Harmony that Can Fly

How do the motifs of electronic dance music find their way into the music of a classical jazz trio? GoGo Penguin from Manchester connects worlds far apart in an unexpectedly harmonious way.

“If jazz has a place, that’s its place: the experimental world and just going for it!”

– said Rob Turner, drummer of GoGo Penguin, around the time the group’s second CD was released in 2014. Titled v2.0, it is perhaps the most important milestone in the Manchester trio’s career to date, not just because they were nominated for a Mercury Prize, which always garners emerging bands a good deal of public attention, but because it was with this album that the band managed to formulate their characteristic sound in such a pronounced way that it essentially still has an effect to this day.
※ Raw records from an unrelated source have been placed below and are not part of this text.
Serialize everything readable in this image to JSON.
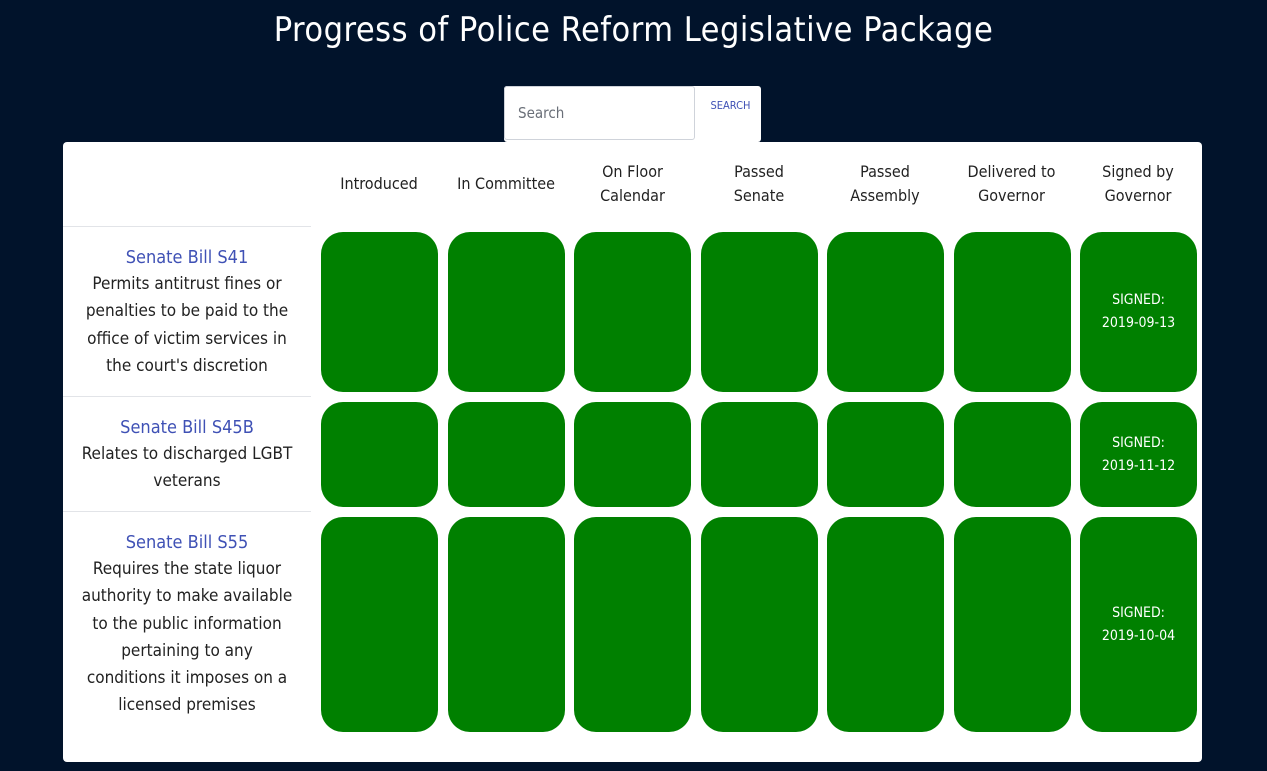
{
  "page": {
    "title": "Progress of Police Reform Legislative Package"
  },
  "search": {
    "placeholder": "Search",
    "value": "",
    "button_label": "SEARCH"
  },
  "columns": [
    "Introduced",
    "In Committee",
    "On Floor Calendar",
    "Passed Senate",
    "Passed Assembly",
    "Delivered to Governor",
    "Signed by Governor"
  ],
  "bills": [
    {
      "name": "Senate Bill S41",
      "description": "Permits antitrust fines or penalties to be paid to the office of victim services in the court's discretion",
      "signed_label": "SIGNED:",
      "signed_date": "2019-09-13"
    },
    {
      "name": "Senate Bill S45B",
      "description": "Relates to discharged LGBT veterans",
      "signed_label": "SIGNED:",
      "signed_date": "2019-11-12"
    },
    {
      "name": "Senate Bill S55",
      "description": "Requires the state liquor authority to make available to the public information pertaining to any conditions it imposes on a licensed premises",
      "signed_label": "SIGNED:",
      "signed_date": "2019-10-04"
    }
  ],
  "colors": {
    "background": "#01132b",
    "stage_complete": "#008000",
    "link": "#3f51b5"
  }
}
The music of GoGo Penguin is so refined, free of excess, and continually pushing towards a well-defined goal, that describing it as experimental is not necessarily the first term that comes to mind (at least not in the unrestrained sense often linked to the concept). Yet on their four CDs so far, the trio has indeed apparently created disarmingly natural connections between very distant worlds. Chris Illingworth’s characteristically minimalist piano melodies reminiscent of Philip Glass sway the compositions in an ink-blue, ethereally melancholy world, while the rhythm section filters out what it needs from the tradition of improvised jazz and electronic dance music. The impulse of the latter comes primarily from drum and bass, but another clear influence is Four Tet’s early, folktronica period, with his approach of piling nuanced, subtle gestures one on top of the other. The unique, intense pulse of the songs constantly reminds the listener of the indivisible link that jazz has to danceable music, but at the same time it’s no accident that the trio’s most ambitious project thus far has been to compose new, lyrically-charged music for the American visual tone poem, Koyaanisqatsi – Life Out of Balance, thus inviting comparison to Glass’s 1982 original.

In spite of this, GoGo Penguin is more a band that takes smaller steps. On their CDs, released every two years, the trio mostly only fine-tunes; in line with this, A Humdrum Star, released last year, presents the densest variant of the band’s ideas to date. They continue to stick to the fundamental concept according to which they roll the flow of sound forward with traditional, acoustic instruments, while also making use of delicate noises familiar from electronic music. The audience at the Budapest Spring Festival will hear a refined band in its prime, who can be simultaneously meditative and powerfully sweeping, unshakably disciplined and dauntlessly playful.

Author: András Greff

This article was first published in the BSF Magazine.

April 10 | 8 pm
Müpa Budapest – Béla Bartók National Concert Hall
GoGo Penguin
The members of the band: Chris Illingworth – piano, Nick Blacka – double bass, Rob Turner – drums